◆ What this task involves
Print every entry exactly once more, omitting each picture.

[Data entries]
[Start of section]

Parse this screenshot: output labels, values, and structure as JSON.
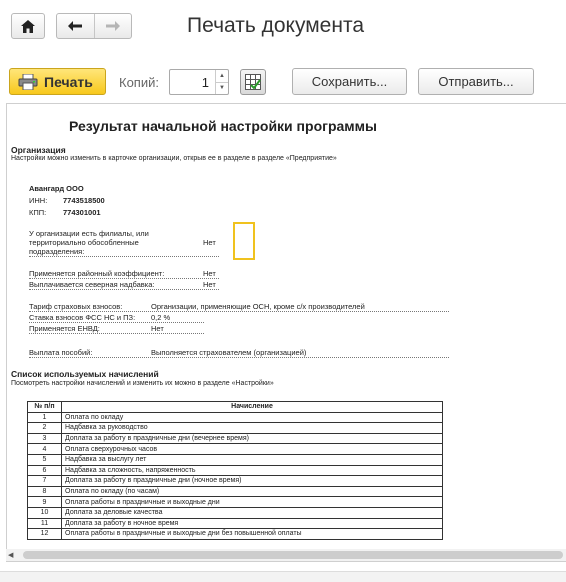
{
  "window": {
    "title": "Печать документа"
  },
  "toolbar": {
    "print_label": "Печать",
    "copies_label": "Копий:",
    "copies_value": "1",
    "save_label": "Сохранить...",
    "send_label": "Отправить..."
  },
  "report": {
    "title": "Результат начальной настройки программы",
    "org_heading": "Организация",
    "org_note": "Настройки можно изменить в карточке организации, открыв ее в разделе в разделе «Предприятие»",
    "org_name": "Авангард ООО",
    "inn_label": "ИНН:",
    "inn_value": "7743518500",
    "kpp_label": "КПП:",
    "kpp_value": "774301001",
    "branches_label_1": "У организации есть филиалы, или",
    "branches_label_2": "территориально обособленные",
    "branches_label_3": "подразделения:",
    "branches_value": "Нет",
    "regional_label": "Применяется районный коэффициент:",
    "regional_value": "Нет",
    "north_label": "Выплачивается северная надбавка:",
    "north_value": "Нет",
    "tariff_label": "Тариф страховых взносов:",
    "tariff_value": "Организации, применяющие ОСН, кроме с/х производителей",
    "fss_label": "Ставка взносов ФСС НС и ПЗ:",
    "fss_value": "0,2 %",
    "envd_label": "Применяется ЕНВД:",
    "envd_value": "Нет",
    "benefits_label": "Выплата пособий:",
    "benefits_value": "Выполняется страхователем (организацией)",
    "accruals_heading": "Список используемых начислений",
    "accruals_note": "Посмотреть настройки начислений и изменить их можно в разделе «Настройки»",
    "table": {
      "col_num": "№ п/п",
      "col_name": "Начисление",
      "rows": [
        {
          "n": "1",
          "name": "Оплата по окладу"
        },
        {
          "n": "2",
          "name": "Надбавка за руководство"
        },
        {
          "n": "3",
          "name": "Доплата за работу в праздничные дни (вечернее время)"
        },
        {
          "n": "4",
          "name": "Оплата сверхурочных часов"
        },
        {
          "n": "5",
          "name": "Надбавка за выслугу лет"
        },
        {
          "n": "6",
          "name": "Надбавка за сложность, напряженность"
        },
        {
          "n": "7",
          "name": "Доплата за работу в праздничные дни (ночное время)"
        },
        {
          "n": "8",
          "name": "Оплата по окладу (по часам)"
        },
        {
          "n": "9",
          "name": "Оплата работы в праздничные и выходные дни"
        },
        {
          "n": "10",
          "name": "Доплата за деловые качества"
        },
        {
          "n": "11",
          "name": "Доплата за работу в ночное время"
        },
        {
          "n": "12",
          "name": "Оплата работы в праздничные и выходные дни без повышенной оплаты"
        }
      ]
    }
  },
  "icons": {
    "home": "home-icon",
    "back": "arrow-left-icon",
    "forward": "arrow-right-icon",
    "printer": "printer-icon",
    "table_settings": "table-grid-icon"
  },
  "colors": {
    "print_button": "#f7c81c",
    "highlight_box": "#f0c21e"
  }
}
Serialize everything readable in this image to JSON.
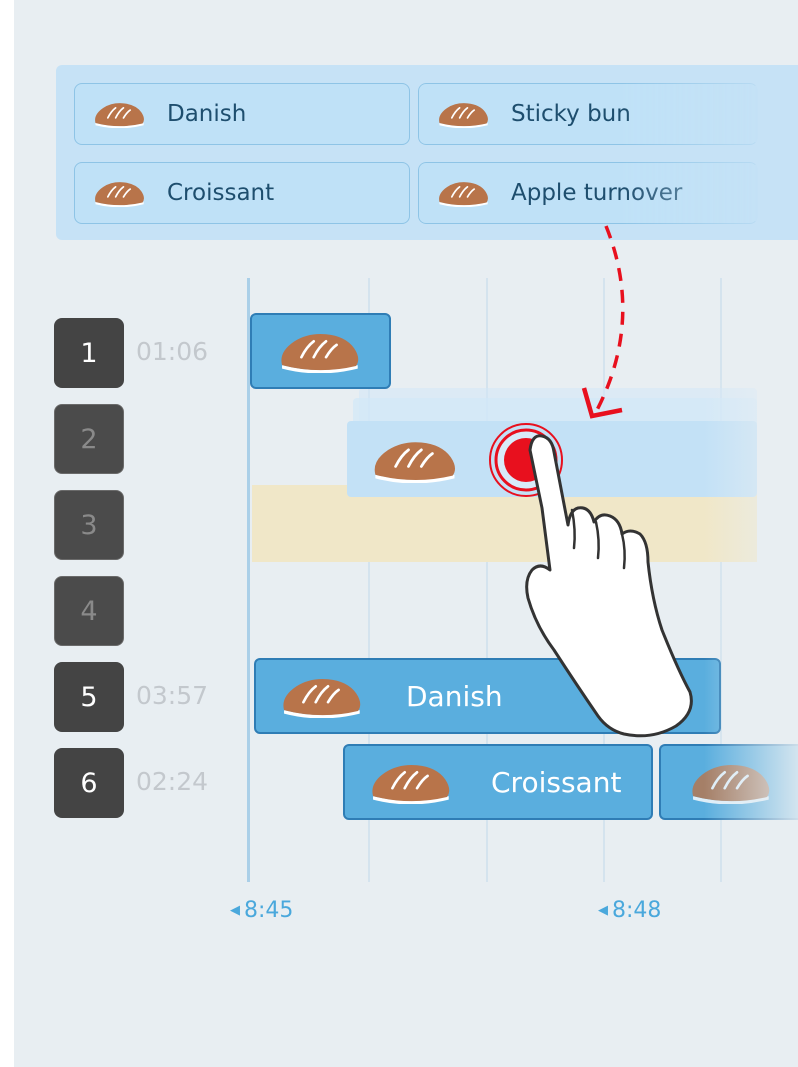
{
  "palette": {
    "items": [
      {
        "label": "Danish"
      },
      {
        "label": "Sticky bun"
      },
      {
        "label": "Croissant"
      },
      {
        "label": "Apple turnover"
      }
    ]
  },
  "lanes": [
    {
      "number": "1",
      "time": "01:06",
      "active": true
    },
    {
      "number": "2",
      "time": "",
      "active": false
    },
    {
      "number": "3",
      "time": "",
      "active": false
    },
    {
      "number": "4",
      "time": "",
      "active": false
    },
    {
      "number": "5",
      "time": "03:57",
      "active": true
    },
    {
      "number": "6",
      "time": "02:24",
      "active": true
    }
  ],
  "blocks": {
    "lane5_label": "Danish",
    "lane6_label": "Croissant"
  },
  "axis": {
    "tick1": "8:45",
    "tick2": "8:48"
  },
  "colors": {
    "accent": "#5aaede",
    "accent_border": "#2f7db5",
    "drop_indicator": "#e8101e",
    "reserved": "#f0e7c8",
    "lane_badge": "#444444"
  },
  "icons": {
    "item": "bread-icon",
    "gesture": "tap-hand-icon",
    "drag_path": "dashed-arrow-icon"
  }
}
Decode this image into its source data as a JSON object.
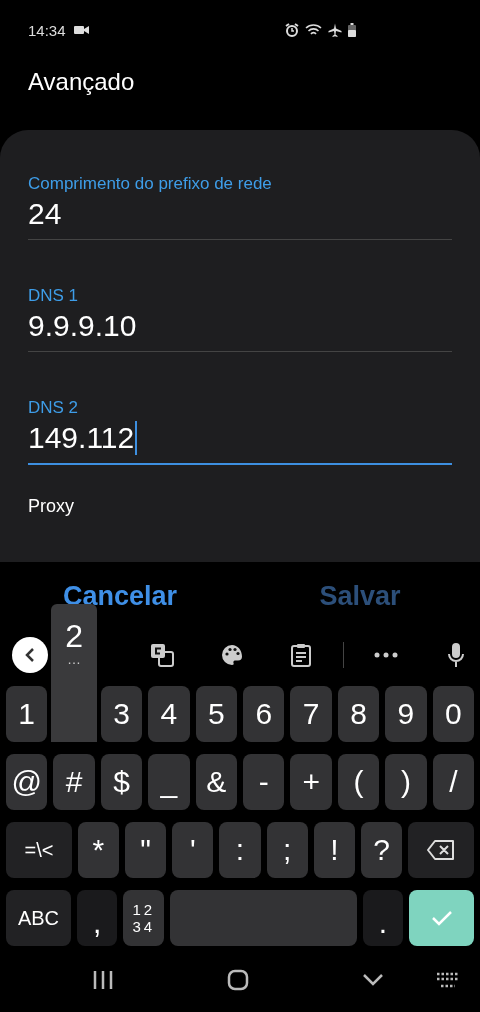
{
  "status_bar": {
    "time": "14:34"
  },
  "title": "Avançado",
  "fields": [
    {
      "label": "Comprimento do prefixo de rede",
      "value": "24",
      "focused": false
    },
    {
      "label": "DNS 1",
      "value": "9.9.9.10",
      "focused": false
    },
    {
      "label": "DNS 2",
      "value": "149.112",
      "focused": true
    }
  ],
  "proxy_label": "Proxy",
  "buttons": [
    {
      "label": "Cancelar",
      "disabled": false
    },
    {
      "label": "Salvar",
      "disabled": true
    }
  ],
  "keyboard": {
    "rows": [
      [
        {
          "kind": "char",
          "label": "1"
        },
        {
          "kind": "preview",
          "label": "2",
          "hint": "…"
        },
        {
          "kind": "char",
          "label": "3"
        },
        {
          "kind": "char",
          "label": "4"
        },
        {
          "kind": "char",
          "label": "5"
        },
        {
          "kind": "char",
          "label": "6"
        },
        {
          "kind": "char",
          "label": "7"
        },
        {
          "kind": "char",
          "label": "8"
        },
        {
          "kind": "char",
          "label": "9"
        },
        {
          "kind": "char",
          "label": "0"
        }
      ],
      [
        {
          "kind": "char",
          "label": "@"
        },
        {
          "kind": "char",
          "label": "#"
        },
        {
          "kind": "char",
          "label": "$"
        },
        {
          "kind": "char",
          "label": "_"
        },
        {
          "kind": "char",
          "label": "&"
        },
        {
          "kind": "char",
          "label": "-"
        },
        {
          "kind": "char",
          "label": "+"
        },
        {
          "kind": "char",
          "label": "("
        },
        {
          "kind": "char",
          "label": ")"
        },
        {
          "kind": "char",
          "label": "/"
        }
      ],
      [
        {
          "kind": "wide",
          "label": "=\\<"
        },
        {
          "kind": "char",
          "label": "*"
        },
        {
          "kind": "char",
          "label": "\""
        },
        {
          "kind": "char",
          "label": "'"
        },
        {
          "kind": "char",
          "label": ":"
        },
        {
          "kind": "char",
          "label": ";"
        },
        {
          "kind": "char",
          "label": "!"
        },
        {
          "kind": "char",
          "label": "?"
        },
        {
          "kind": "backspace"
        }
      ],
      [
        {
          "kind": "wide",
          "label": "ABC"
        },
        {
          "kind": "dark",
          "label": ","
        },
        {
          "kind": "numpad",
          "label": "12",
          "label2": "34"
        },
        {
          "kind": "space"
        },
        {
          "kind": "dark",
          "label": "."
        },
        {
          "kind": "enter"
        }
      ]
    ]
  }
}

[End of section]

◆ Solution for this exercise
Parse this screenshot: output labels, values, and structure as JSON.
{
  "window": {
    "title": "Печать документа"
  },
  "toolbar": {
    "print_label": "Печать",
    "copies_label": "Копий:",
    "copies_value": "1",
    "save_label": "Сохранить...",
    "send_label": "Отправить..."
  },
  "report": {
    "title": "Результат начальной настройки программы",
    "org_heading": "Организация",
    "org_note": "Настройки можно изменить в карточке организации, открыв ее в разделе в разделе «Предприятие»",
    "org_name": "Авангард ООО",
    "inn_label": "ИНН:",
    "inn_value": "7743518500",
    "kpp_label": "КПП:",
    "kpp_value": "774301001",
    "branches_label_1": "У организации есть филиалы, или",
    "branches_label_2": "территориально обособленные",
    "branches_label_3": "подразделения:",
    "branches_value": "Нет",
    "regional_label": "Применяется районный коэффициент:",
    "regional_value": "Нет",
    "north_label": "Выплачивается северная надбавка:",
    "north_value": "Нет",
    "tariff_label": "Тариф страховых взносов:",
    "tariff_value": "Организации, применяющие ОСН, кроме с/х производителей",
    "fss_label": "Ставка взносов ФСС НС и ПЗ:",
    "fss_value": "0,2 %",
    "envd_label": "Применяется ЕНВД:",
    "envd_value": "Нет",
    "benefits_label": "Выплата пособий:",
    "benefits_value": "Выполняется страхователем (организацией)",
    "accruals_heading": "Список используемых начислений",
    "accruals_note": "Посмотреть настройки начислений и изменить их можно в разделе «Настройки»",
    "table": {
      "col_num": "№ п/п",
      "col_name": "Начисление",
      "rows": [
        {
          "n": "1",
          "name": "Оплата по окладу"
        },
        {
          "n": "2",
          "name": "Надбавка за руководство"
        },
        {
          "n": "3",
          "name": "Доплата за работу в праздничные дни (вечернее время)"
        },
        {
          "n": "4",
          "name": "Оплата сверхурочных часов"
        },
        {
          "n": "5",
          "name": "Надбавка за выслугу лет"
        },
        {
          "n": "6",
          "name": "Надбавка за сложность, напряженность"
        },
        {
          "n": "7",
          "name": "Доплата за работу в праздничные дни (ночное время)"
        },
        {
          "n": "8",
          "name": "Оплата по окладу (по часам)"
        },
        {
          "n": "9",
          "name": "Оплата работы в праздничные и выходные дни"
        },
        {
          "n": "10",
          "name": "Доплата за деловые качества"
        },
        {
          "n": "11",
          "name": "Доплата за работу в ночное время"
        },
        {
          "n": "12",
          "name": "Оплата работы в праздничные и выходные дни без повышенной оплаты"
        }
      ]
    }
  },
  "icons": {
    "home": "home-icon",
    "back": "arrow-left-icon",
    "forward": "arrow-right-icon",
    "printer": "printer-icon",
    "table_settings": "table-grid-icon"
  },
  "colors": {
    "print_button": "#f7c81c",
    "highlight_box": "#f0c21e"
  }
}
Serialize everything readable in this image to JSON.
{
  "palette": {
    "items": [
      {
        "label": "Danish"
      },
      {
        "label": "Sticky bun"
      },
      {
        "label": "Croissant"
      },
      {
        "label": "Apple turnover"
      }
    ]
  },
  "lanes": [
    {
      "number": "1",
      "time": "01:06",
      "active": true
    },
    {
      "number": "2",
      "time": "",
      "active": false
    },
    {
      "number": "3",
      "time": "",
      "active": false
    },
    {
      "number": "4",
      "time": "",
      "active": false
    },
    {
      "number": "5",
      "time": "03:57",
      "active": true
    },
    {
      "number": "6",
      "time": "02:24",
      "active": true
    }
  ],
  "blocks": {
    "lane5_label": "Danish",
    "lane6_label": "Croissant"
  },
  "axis": {
    "tick1": "8:45",
    "tick2": "8:48"
  },
  "colors": {
    "accent": "#5aaede",
    "accent_border": "#2f7db5",
    "drop_indicator": "#e8101e",
    "reserved": "#f0e7c8",
    "lane_badge": "#444444"
  },
  "icons": {
    "item": "bread-icon",
    "gesture": "tap-hand-icon",
    "drag_path": "dashed-arrow-icon"
  }
}
Decode this image into its source data as a JSON object.
{
  "status_bar": {
    "time": "14:34"
  },
  "title": "Avançado",
  "fields": [
    {
      "label": "Comprimento do prefixo de rede",
      "value": "24",
      "focused": false
    },
    {
      "label": "DNS 1",
      "value": "9.9.9.10",
      "focused": false
    },
    {
      "label": "DNS 2",
      "value": "149.112",
      "focused": true
    }
  ],
  "proxy_label": "Proxy",
  "buttons": [
    {
      "label": "Cancelar",
      "disabled": false
    },
    {
      "label": "Salvar",
      "disabled": true
    }
  ],
  "keyboard": {
    "rows": [
      [
        {
          "kind": "char",
          "label": "1"
        },
        {
          "kind": "preview",
          "label": "2",
          "hint": "…"
        },
        {
          "kind": "char",
          "label": "3"
        },
        {
          "kind": "char",
          "label": "4"
        },
        {
          "kind": "char",
          "label": "5"
        },
        {
          "kind": "char",
          "label": "6"
        },
        {
          "kind": "char",
          "label": "7"
        },
        {
          "kind": "char",
          "label": "8"
        },
        {
          "kind": "char",
          "label": "9"
        },
        {
          "kind": "char",
          "label": "0"
        }
      ],
      [
        {
          "kind": "char",
          "label": "@"
        },
        {
          "kind": "char",
          "label": "#"
        },
        {
          "kind": "char",
          "label": "$"
        },
        {
          "kind": "char",
          "label": "_"
        },
        {
          "kind": "char",
          "label": "&"
        },
        {
          "kind": "char",
          "label": "-"
        },
        {
          "kind": "char",
          "label": "+"
        },
        {
          "kind": "char",
          "label": "("
        },
        {
          "kind": "char",
          "label": ")"
        },
        {
          "kind": "char",
          "label": "/"
        }
      ],
      [
        {
          "kind": "wide",
          "label": "=\\<"
        },
        {
          "kind": "char",
          "label": "*"
        },
        {
          "kind": "char",
          "label": "\""
        },
        {
          "kind": "char",
          "label": "'"
        },
        {
          "kind": "char",
          "label": ":"
        },
        {
          "kind": "char",
          "label": ";"
        },
        {
          "kind": "char",
          "label": "!"
        },
        {
          "kind": "char",
          "label": "?"
        },
        {
          "kind": "backspace"
        }
      ],
      [
        {
          "kind": "wide",
          "label": "ABC"
        },
        {
          "kind": "dark",
          "label": ","
        },
        {
          "kind": "numpad",
          "label": "12",
          "label2": "34"
        },
        {
          "kind": "space"
        },
        {
          "kind": "dark",
          "label": "."
        },
        {
          "kind": "enter"
        }
      ]
    ]
  }
}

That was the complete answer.